> [The task] Pictures stay out. Everything else in the listing below gets written out exactly.
── Recorded data ──
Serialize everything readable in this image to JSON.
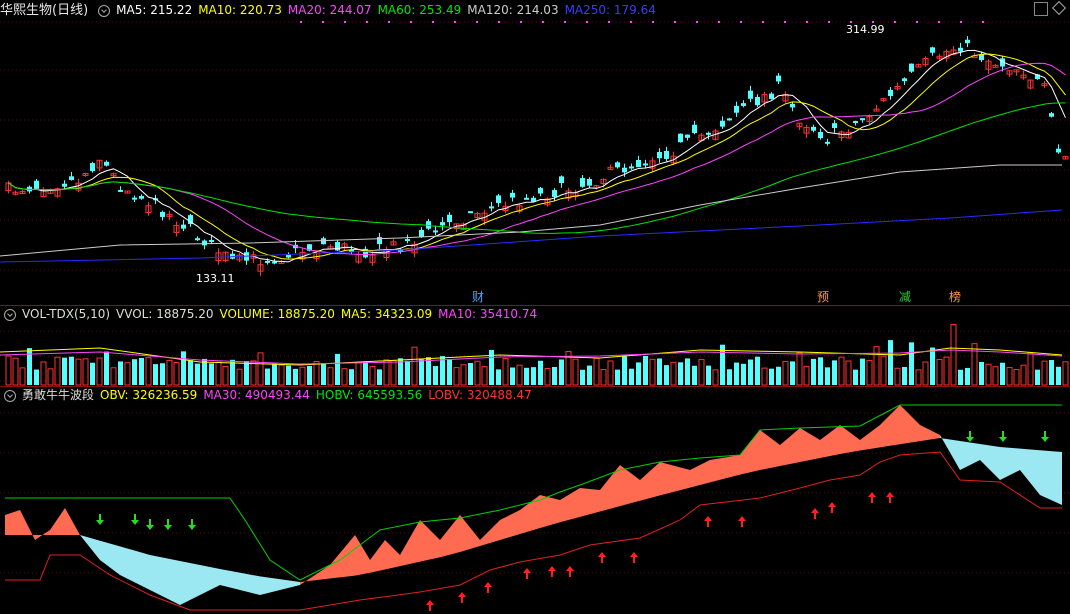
{
  "main": {
    "stock_name": "华熙生物(日线)",
    "ma5": "MA5: 215.22",
    "ma10": "MA10: 220.73",
    "ma20": "MA20: 244.07",
    "ma60": "MA60: 253.49",
    "ma120": "MA120: 214.03",
    "ma250": "MA250: 179.64",
    "high_label": "314.99",
    "low_label": "133.11",
    "events": [
      "财",
      "预",
      "减",
      "榜"
    ]
  },
  "volume": {
    "name": "VOL-TDX(5,10)",
    "vvol": "VVOL: 18875.20",
    "volume": "VOLUME: 18875.20",
    "ma5": "MA5: 34323.09",
    "ma10": "MA10: 35410.74"
  },
  "indicator": {
    "name": "勇敢牛牛波段",
    "obv": "OBV: 326236.59",
    "ma30": "MA30: 490493.44",
    "hobv": "HOBV: 645593.56",
    "lobv": "LOBV: 320488.47"
  },
  "colors": {
    "up": "#ff3232",
    "down": "#54ffff",
    "ma5": "#ffffff",
    "ma10": "#ffff00",
    "ma20": "#ff44ff",
    "ma60": "#00e600",
    "ma120": "#cccccc",
    "ma250": "#2a2aff",
    "obv_up_fill": "#ff6b50",
    "obv_down_fill": "#9be8f2"
  }
}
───
> [Written response]
Serialize everything readable in this image to JSON.
{
  "main": {
    "stock_name": "华熙生物(日线)",
    "ma5": "MA5: 215.22",
    "ma10": "MA10: 220.73",
    "ma20": "MA20: 244.07",
    "ma60": "MA60: 253.49",
    "ma120": "MA120: 214.03",
    "ma250": "MA250: 179.64",
    "high_label": "314.99",
    "low_label": "133.11",
    "events": [
      "财",
      "预",
      "减",
      "榜"
    ]
  },
  "volume": {
    "name": "VOL-TDX(5,10)",
    "vvol": "VVOL: 18875.20",
    "volume": "VOLUME: 18875.20",
    "ma5": "MA5: 34323.09",
    "ma10": "MA10: 35410.74"
  },
  "indicator": {
    "name": "勇敢牛牛波段",
    "obv": "OBV: 326236.59",
    "ma30": "MA30: 490493.44",
    "hobv": "HOBV: 645593.56",
    "lobv": "LOBV: 320488.47"
  },
  "colors": {
    "up": "#ff3232",
    "down": "#54ffff",
    "ma5": "#ffffff",
    "ma10": "#ffff00",
    "ma20": "#ff44ff",
    "ma60": "#00e600",
    "ma120": "#cccccc",
    "ma250": "#2a2aff",
    "obv_up_fill": "#ff6b50",
    "obv_down_fill": "#9be8f2"
  }
}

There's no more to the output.